■ **TASK GOAL**
Find out how many lines of the listing below include "time" and report only that number.

■ **RECORDS PROVIDED**
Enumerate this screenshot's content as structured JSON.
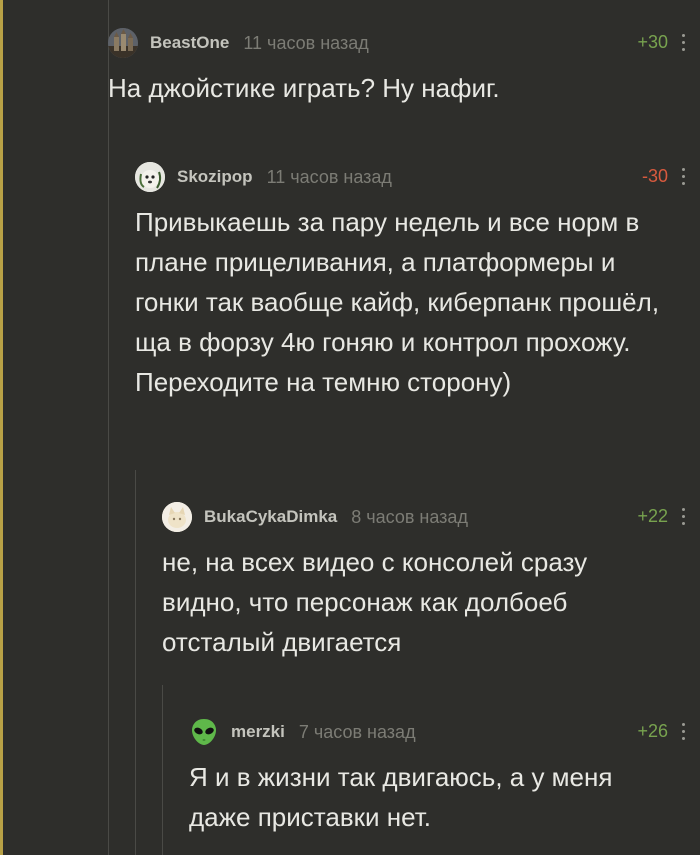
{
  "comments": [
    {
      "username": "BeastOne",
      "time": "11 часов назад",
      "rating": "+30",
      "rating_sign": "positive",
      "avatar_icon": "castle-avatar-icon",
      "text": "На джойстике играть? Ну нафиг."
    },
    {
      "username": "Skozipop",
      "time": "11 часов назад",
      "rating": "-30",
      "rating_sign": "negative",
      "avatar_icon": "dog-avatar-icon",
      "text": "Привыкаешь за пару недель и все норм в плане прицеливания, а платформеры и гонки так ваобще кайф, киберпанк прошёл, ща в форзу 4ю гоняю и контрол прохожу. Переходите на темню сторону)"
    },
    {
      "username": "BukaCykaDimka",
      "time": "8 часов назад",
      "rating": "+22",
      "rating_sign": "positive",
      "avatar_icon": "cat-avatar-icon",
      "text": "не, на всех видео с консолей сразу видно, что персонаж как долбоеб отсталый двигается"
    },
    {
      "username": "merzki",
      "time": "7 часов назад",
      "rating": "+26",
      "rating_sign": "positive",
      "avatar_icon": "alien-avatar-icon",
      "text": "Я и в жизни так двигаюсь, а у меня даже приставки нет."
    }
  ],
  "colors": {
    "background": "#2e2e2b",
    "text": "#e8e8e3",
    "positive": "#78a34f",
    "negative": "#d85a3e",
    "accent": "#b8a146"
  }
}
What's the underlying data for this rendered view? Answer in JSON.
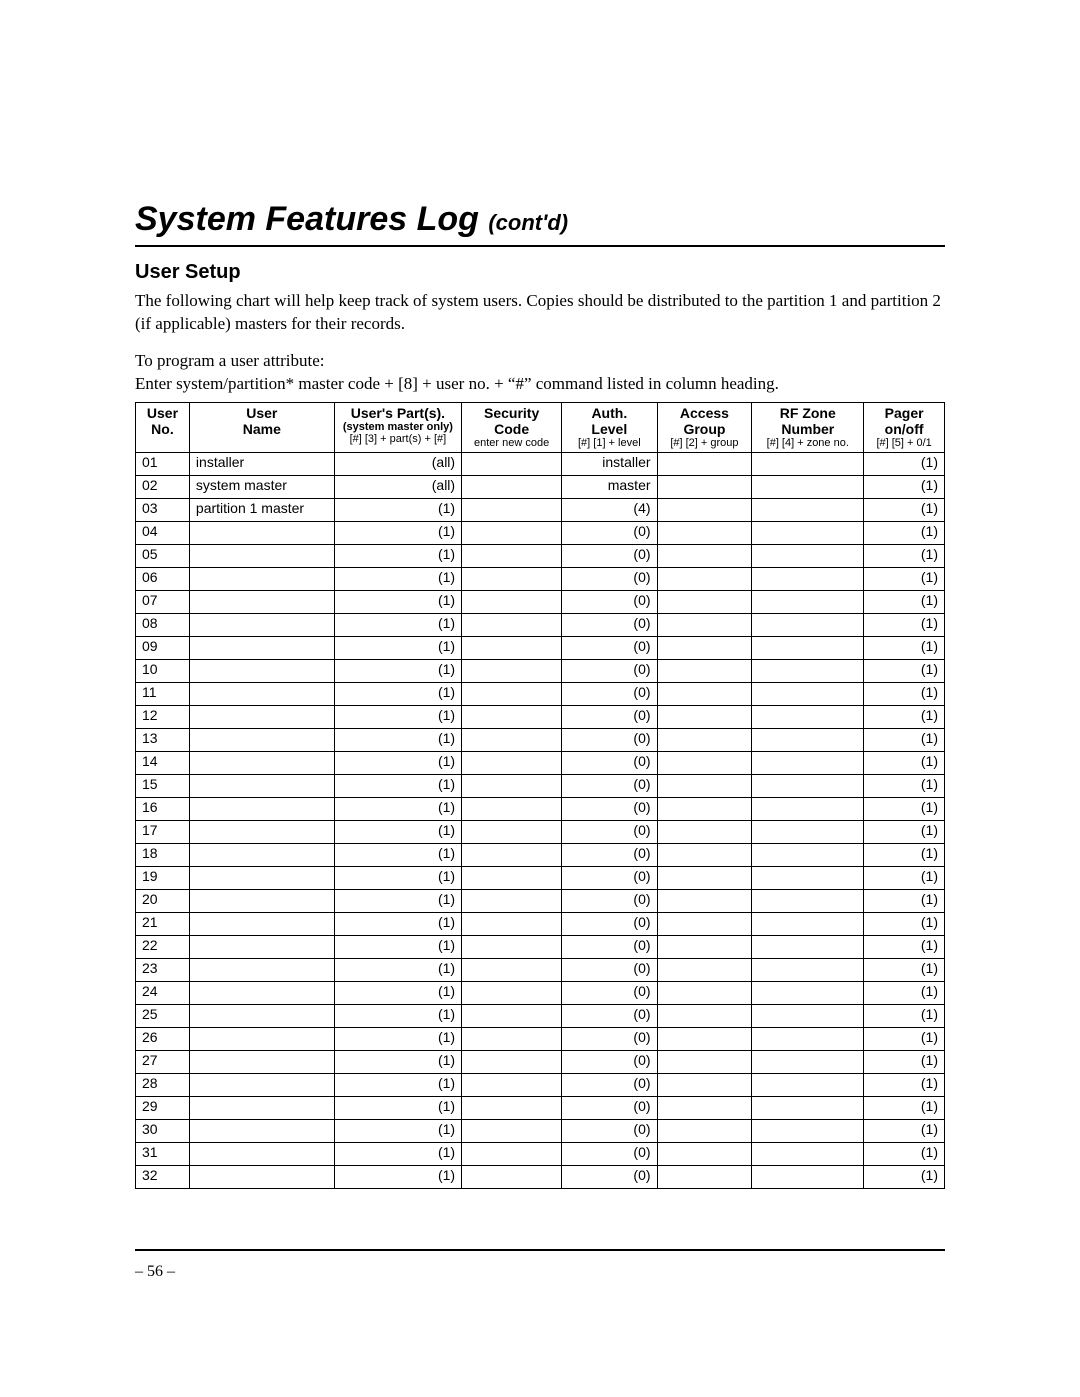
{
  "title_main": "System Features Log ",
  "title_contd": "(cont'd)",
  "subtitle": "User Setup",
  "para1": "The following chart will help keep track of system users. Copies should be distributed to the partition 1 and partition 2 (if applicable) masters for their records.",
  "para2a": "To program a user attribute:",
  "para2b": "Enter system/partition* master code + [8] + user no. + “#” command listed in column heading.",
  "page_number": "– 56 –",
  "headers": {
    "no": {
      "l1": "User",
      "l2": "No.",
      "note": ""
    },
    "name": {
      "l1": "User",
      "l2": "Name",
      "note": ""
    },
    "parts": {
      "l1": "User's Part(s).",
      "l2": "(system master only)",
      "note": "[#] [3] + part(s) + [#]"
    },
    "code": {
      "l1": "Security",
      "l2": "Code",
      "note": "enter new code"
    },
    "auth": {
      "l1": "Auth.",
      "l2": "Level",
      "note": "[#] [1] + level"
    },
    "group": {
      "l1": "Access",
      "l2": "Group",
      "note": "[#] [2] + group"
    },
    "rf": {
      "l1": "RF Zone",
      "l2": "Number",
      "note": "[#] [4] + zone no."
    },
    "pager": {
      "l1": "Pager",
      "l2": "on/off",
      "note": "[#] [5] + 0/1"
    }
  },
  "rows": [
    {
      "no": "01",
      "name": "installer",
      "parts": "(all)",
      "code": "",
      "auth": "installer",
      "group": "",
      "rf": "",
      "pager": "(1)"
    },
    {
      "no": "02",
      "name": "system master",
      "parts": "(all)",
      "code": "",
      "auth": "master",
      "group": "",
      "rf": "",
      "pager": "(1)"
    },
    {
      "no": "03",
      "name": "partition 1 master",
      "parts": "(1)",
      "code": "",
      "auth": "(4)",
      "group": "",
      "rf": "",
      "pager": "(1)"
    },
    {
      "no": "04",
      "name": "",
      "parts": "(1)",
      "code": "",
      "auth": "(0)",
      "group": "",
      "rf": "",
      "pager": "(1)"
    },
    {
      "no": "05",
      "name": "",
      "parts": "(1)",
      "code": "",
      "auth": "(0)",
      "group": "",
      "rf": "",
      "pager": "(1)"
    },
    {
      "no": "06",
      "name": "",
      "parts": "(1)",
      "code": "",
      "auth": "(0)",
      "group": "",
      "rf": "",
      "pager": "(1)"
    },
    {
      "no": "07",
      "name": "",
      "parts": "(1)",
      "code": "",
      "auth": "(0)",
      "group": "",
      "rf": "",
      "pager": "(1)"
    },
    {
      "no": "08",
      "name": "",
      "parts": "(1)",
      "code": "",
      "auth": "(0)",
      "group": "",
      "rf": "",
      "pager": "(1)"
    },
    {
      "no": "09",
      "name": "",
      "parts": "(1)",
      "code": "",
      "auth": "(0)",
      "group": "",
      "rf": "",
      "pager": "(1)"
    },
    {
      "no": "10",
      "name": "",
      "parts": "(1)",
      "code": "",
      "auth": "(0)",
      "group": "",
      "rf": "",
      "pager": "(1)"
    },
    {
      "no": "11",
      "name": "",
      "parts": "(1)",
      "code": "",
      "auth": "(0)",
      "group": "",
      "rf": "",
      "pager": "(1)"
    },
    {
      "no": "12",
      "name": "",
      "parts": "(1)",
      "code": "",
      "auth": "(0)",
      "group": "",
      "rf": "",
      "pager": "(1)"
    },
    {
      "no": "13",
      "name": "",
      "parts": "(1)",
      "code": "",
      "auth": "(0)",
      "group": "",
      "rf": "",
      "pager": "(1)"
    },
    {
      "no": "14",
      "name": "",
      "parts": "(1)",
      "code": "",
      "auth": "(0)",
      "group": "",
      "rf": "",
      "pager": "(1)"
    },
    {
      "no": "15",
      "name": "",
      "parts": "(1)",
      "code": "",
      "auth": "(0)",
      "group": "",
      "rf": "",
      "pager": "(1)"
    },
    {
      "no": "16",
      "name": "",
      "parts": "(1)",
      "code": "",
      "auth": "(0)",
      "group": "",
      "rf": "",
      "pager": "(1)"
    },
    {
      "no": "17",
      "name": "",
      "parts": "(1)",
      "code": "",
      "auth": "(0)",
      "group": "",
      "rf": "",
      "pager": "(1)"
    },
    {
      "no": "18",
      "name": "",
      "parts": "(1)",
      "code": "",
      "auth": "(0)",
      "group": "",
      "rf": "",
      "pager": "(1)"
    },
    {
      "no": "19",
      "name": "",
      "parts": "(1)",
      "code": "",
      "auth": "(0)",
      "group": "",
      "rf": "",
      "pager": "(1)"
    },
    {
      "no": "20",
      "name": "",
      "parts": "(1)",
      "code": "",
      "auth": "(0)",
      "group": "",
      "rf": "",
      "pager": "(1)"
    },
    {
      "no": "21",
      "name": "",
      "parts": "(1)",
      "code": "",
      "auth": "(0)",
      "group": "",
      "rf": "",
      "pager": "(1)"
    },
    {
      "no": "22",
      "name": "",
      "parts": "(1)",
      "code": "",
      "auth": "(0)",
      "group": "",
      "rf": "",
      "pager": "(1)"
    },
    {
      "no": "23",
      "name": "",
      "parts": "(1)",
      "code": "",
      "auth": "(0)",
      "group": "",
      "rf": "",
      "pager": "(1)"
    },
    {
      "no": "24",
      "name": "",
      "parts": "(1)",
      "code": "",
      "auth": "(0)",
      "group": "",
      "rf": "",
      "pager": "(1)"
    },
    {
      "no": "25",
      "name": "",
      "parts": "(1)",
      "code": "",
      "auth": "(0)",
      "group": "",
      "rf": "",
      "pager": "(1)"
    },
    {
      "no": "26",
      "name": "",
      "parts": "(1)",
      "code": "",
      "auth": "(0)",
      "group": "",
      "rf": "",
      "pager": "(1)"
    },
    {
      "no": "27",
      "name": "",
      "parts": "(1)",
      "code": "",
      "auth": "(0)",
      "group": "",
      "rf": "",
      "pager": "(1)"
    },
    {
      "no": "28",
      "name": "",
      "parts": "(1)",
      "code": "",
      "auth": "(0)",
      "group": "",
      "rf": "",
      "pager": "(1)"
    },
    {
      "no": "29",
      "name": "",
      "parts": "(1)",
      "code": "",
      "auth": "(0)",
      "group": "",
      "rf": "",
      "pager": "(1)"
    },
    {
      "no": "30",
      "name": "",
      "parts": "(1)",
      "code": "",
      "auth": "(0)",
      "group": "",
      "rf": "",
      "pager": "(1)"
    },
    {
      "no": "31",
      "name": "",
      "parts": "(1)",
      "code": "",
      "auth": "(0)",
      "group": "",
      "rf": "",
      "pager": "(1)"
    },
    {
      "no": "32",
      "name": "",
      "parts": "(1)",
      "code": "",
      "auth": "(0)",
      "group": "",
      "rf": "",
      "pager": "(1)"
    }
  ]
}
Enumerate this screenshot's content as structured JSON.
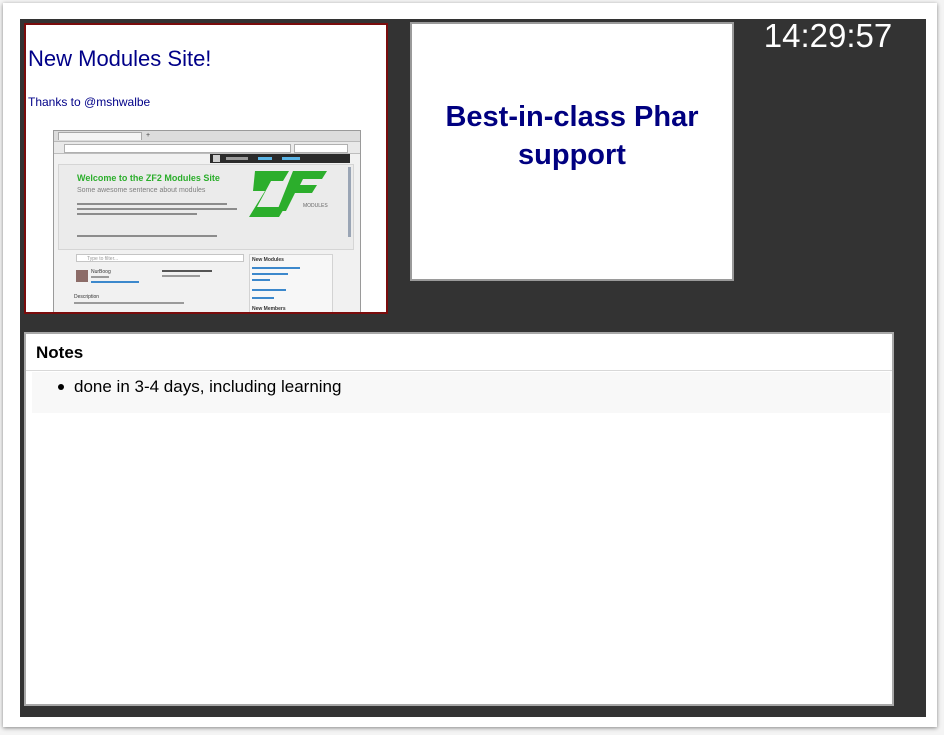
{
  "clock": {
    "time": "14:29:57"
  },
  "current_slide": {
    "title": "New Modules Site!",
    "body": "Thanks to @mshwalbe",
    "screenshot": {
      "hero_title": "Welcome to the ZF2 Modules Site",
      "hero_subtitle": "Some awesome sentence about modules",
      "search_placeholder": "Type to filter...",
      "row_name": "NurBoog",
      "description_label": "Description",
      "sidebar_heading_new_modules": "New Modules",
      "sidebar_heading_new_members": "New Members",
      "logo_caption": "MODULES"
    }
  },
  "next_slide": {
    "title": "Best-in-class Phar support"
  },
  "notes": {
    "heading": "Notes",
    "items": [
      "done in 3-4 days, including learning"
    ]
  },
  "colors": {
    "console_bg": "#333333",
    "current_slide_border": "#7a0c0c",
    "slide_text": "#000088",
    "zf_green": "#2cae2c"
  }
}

■ **RESULT OF THIS EXERCISE**
5